The Japanese city of Fukushima Daiichi is still struggling to recover from the massive March 11, 2011, earthquake and resultant tsunami that engulfed the coastal area. Some 16,000 people lost their lives. Thousands more lost their homes and possessions. Fuel meltdowns in three reactors at the Fukushima Daiichi nuclear power plant compounded the nation’s trauma, creating a societal ripple effect that is lasting long after the last aftershock subsided.

In June, 2012, ten MTSU students witnessed the results of the disaster firsthand. During ten days of debris cleanup and personal service, the MTSU delegation—chosen on the basis of grades and essays—served hot meals, entertained kindergarten children, and learned about disaster-response procedures. (Dr. Doug Heffington, director of the MTSU Global Studies program, led the trip. No MTSU representatives ventured into unsafe areas.)

One of student Caitlyn Mayo’s most poignant memories is that of an orchard owner, who told the students of his determination to sell his succulent peaches, tart cherries, and crisp apples in Tokyo or wherever he can, despite consumer resistance born of fear. Mayo, a senior speech and theatre major from Woodbury, says the farmer refused to resort to laying off his workers, regardless of his economic situation. He told the group, as they snacked on his wares, that he would rather sell his car than get rid of any of his employees.

“He was willing to give up his own stuff to make sure that his workers didn’t have to go without,” Mayo recalls.

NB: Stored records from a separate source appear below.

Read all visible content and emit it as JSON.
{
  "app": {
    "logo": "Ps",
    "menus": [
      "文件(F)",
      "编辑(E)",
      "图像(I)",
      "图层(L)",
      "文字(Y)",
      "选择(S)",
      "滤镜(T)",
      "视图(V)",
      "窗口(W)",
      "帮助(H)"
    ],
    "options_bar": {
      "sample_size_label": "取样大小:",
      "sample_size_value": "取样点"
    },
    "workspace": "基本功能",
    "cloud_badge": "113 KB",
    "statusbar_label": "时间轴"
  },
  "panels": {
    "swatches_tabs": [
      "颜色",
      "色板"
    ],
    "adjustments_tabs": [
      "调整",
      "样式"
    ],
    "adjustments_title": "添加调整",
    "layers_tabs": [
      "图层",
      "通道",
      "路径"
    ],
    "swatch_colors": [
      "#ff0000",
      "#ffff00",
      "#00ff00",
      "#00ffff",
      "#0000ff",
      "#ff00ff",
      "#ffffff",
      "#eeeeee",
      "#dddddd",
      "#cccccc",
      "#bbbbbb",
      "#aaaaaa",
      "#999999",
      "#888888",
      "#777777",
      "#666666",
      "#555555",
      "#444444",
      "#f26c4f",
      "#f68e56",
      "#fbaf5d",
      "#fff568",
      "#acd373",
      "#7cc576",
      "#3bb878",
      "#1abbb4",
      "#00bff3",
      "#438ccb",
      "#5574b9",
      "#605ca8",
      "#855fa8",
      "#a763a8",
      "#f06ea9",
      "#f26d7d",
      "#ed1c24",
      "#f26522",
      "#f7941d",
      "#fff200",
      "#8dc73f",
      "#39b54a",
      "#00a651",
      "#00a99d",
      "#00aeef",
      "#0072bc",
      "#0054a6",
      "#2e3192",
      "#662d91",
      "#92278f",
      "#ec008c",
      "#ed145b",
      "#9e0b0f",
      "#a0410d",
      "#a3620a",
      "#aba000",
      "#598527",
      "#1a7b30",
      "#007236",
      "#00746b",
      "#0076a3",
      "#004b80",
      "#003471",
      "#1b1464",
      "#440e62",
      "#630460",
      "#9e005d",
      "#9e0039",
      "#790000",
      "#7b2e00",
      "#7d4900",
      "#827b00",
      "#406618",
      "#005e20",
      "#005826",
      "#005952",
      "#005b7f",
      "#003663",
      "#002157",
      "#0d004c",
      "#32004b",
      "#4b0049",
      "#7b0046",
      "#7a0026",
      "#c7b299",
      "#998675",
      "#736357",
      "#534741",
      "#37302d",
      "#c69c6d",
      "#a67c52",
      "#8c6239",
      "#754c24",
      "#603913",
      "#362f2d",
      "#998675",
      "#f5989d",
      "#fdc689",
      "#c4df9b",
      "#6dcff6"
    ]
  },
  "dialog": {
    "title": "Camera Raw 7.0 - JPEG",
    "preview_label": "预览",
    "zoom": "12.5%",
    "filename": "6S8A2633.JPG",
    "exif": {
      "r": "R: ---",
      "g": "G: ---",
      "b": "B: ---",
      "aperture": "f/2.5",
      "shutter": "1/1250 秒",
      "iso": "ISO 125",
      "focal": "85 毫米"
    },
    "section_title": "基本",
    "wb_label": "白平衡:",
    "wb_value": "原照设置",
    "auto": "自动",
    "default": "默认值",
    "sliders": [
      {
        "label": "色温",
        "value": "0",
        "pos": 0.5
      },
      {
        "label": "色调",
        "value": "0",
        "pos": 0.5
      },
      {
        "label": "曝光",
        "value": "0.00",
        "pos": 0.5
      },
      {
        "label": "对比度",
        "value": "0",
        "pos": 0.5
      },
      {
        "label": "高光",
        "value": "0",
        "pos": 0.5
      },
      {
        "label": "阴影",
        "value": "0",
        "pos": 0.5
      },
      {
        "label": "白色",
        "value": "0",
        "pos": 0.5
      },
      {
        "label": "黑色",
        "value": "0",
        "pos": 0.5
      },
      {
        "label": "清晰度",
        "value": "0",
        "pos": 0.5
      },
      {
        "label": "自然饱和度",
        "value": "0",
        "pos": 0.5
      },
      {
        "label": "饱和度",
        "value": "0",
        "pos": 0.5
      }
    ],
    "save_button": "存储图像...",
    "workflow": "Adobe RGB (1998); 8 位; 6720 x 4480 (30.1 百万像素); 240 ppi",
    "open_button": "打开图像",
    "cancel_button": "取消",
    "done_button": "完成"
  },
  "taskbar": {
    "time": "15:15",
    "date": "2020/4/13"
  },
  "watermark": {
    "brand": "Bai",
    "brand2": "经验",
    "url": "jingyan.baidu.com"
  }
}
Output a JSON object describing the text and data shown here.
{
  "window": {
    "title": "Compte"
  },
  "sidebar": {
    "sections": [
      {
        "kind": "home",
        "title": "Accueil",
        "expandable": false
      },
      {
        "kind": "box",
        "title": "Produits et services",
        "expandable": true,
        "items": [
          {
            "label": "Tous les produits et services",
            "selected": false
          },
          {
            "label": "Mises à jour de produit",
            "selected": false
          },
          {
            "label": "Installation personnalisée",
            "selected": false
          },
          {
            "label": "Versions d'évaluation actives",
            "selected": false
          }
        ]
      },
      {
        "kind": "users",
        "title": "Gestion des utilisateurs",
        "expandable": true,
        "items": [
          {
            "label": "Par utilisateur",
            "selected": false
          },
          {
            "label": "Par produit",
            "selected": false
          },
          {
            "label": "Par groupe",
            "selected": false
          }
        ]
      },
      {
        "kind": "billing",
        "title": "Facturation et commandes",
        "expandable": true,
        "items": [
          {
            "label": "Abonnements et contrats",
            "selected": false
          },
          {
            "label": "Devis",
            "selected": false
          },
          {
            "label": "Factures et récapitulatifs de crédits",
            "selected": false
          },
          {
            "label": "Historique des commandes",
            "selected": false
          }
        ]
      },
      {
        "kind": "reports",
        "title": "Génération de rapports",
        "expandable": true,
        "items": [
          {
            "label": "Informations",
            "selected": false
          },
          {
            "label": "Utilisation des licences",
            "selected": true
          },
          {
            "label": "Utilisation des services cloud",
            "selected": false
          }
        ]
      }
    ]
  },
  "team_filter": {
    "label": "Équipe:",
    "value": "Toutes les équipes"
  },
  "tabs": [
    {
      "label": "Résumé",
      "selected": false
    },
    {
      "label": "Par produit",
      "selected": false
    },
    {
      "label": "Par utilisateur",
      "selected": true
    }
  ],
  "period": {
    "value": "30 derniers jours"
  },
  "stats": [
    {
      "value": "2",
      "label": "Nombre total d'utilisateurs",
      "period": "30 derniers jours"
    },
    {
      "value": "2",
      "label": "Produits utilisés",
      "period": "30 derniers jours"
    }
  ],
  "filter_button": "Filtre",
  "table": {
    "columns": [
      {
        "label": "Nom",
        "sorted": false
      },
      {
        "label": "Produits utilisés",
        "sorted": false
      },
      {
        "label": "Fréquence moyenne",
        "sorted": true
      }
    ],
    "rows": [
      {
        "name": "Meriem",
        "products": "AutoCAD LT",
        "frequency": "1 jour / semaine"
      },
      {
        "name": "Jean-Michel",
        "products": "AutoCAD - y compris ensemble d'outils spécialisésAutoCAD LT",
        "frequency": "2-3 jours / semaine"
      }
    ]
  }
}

Preston Nalls, a senior electronic media communication major from Franklin, intentionally wore a shirt that says “I Love Fukushima” for a brief side trip to Tokyo to gauge public reaction.

“There was a group of businessmen coming back from a bar, and I passed them along the way,” says Nalls. “They were laughing, saying, ‘Why is he wearing a Fukushima shirt?’”

Yet the resilience of the Japanese people was apparent to everyone. Nalls says the survivors are not reminiscing or moping; they’re looking ahead and getting on with their lives.

“The recovery is definitely going to be a long, ongoing process, because the amount of devastation that we saw in the different areas that were really heavily impacted—you cannot imagine unless you’re standing there and see it firsthand,” Mayo says. “The gravity of what you’re looking at is just enormous.”

Mayo remembers seeing a coffee shop in the middle of an empty field, where a town once stood. The restaurant was open for business.

Even amid the overwhelming ongoing struggle the students witnessed, there was time for friendship and laughter. Julie Vandal, a rising junior and organizational communication major from Fayetteville, says her fondest memory is the hospitality of her home-stay family.

“The daughter had already left for school before I woke up in the morning, and she left me a little letter at the breakfast table,” says Vandal. “It’s my most prized possession now. She was just saying, ‘It was great to meet you’ and ‘It was a great experience.’ They were just so nice.”

“I can honestly say that those were the best ten days of my life so far,” says Nalls.

David Schmidt, MTSU’s vice provost of international affairs, who accompanied students on the trip, said “A special student will want to volunteer, and once they do it, it becomes a lifelong practice.”